Politics and Propaganda : The Catafalque de l'Empereure Matias

Catafalque de l'Empereure Mathias

Catafalque de l'Empereure Mathias, Jaques Callot, 1619, etching and engraving, Italy

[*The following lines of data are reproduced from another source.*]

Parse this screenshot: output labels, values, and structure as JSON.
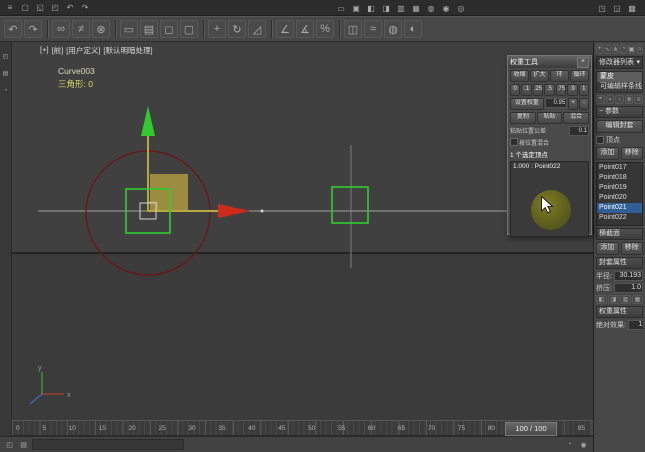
{
  "icons": {
    "menu": "≡",
    "new_scene": "▢",
    "open": "◱",
    "save": "◰",
    "undo": "↶",
    "redo": "↷",
    "m1": "▭",
    "m2": "▣",
    "m3": "◧",
    "m4": "◨",
    "m5": "▥",
    "m6": "▦",
    "m7": "◍",
    "m8": "◉",
    "m9": "◎",
    "r1": "◳",
    "r2": "◲",
    "r3": "▩",
    "link": "∞",
    "unlink": "≠",
    "bind": "⊗",
    "select": "▭",
    "select_name": "▤",
    "region": "◻",
    "crossing": "▢",
    "move": "+",
    "rotate": "↻",
    "scale": "◿",
    "snap": "∠",
    "angle_snap": "∡",
    "percent_snap": "%",
    "mirror": "◫",
    "align": "≈",
    "material": "◍",
    "render": "◐",
    "tab_create": "+",
    "tab_modify": "∿",
    "tab_hierarchy": "⋔",
    "tab_motion": "◔",
    "tab_display": "▣",
    "tab_utility": "⌂",
    "pin": "⌖",
    "stack_list": "≡",
    "show_end": "▪",
    "unique": "▫",
    "remove_mod": "⊗",
    "s1": "◰",
    "s2": "▤",
    "s3": "◔",
    "dropdown_arrow": "▾",
    "close": "×"
  },
  "viewport": {
    "label_plus": "[+]",
    "label_view": "[前]",
    "label_style": "[用户定义]",
    "label_shading": "[默认明暗处理]",
    "object_name": "Curve003",
    "stats": "三角形: 0",
    "axis_x": "x",
    "axis_y": "y"
  },
  "weight_tool": {
    "title": "权重工具",
    "row1": [
      "收缩",
      "扩大",
      "环",
      "循环"
    ],
    "presets": [
      "0",
      ".1",
      ".25",
      ".5",
      ".75",
      ".9",
      "1"
    ],
    "set_weight": "设置权重",
    "weight_value": "0.95",
    "plus": "+",
    "minus": "-",
    "copy": "复制",
    "paste": "粘贴",
    "blend": "混合",
    "tolerance_label": "粘贴位置公差",
    "tolerance_value": "0.1",
    "blend_option": "按位置混合",
    "selected_info": "1 个选定顶点",
    "weight_list": [
      "1.000 : Point022"
    ]
  },
  "command_panel": {
    "modifier_list": "修改器列表",
    "collapse": "−",
    "stack": [
      "蒙皮",
      "可编辑样条线"
    ],
    "params": "参数",
    "edit_envelopes": "编辑封套",
    "vertices_option": "顶点",
    "add": "添加",
    "remove": "移除",
    "bones": [
      "Point017",
      "Point018",
      "Point019",
      "Point020",
      "Point021",
      "Point022"
    ],
    "cross_sections": "横截面",
    "envelope_props": "封套属性",
    "radius_label": "半径:",
    "radius_value": "30.193",
    "squash_label": "挤压:",
    "squash_value": "1.0",
    "weight_props": "权重属性",
    "abs_effect_label": "绝对效果:",
    "abs_effect_value": "1.0"
  },
  "timeline": {
    "labels": [
      "0",
      "5",
      "10",
      "15",
      "20",
      "25",
      "30",
      "35",
      "40",
      "45",
      "50",
      "55",
      "60",
      "65",
      "70",
      "75",
      "80",
      "85",
      "90",
      "95"
    ],
    "frame_display": "100 / 100"
  },
  "colors": {
    "selection_blue": "#2f5f95",
    "gizmo_green": "#2ecc2e",
    "gizmo_red": "#cf2a1a",
    "axis_shaft_yellow": "#b7a93c",
    "circle_dark_red": "#6e1414",
    "khaki_fill": "#a3923f",
    "click_highlight_olive": "#6b6b1f"
  }
}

This piece is an etching created by Jacques Callot while he was working for the high court of Italy. It illustrates a funeral scene for the Holy Roman Emperor, Emperor Mathias, at the Basilica of San Lorenzo in Florence, Italy.  Mathias was a member of the powerful Medici family that controlled a large territory across Europe. The Holy Roman Emperor's job was to defend christianity. Mathias died in 1619, and his death spurred the beginning of the 30 years war. The scene in the print fits with the typical Baroque funeral practices; churches were elaborately decorated with skeletons, drapery and portraits that display the divine power and piety of the ruler. The scene shows a large chapelle ardente, or a tower of candles, behind the altar. Other symbols of royalty are also seen such as a crown. The attendees of the funeral are members of the high court who are well dressed. They were ostentatious funeral ceremonies that were held across the territory they controlled. Because of the amount of funerals that were held, the body often did not travel to all of the funeral locations, calling them exequias reales. The funeral held at the Basilica of San Lorenzo did not have the body on site because Mathias died in Venice. Mathias was responsible for defending Catholicism so his funeral represented his power and leadership. The prints were used as media that were distributed to the people of Florence and beyond. It was important the people saw the images of the funeral because they signify the change in power, and also display the prosperity and power of the high court. Images such as this etching were used as political propaganda for the royalty to maintain their power.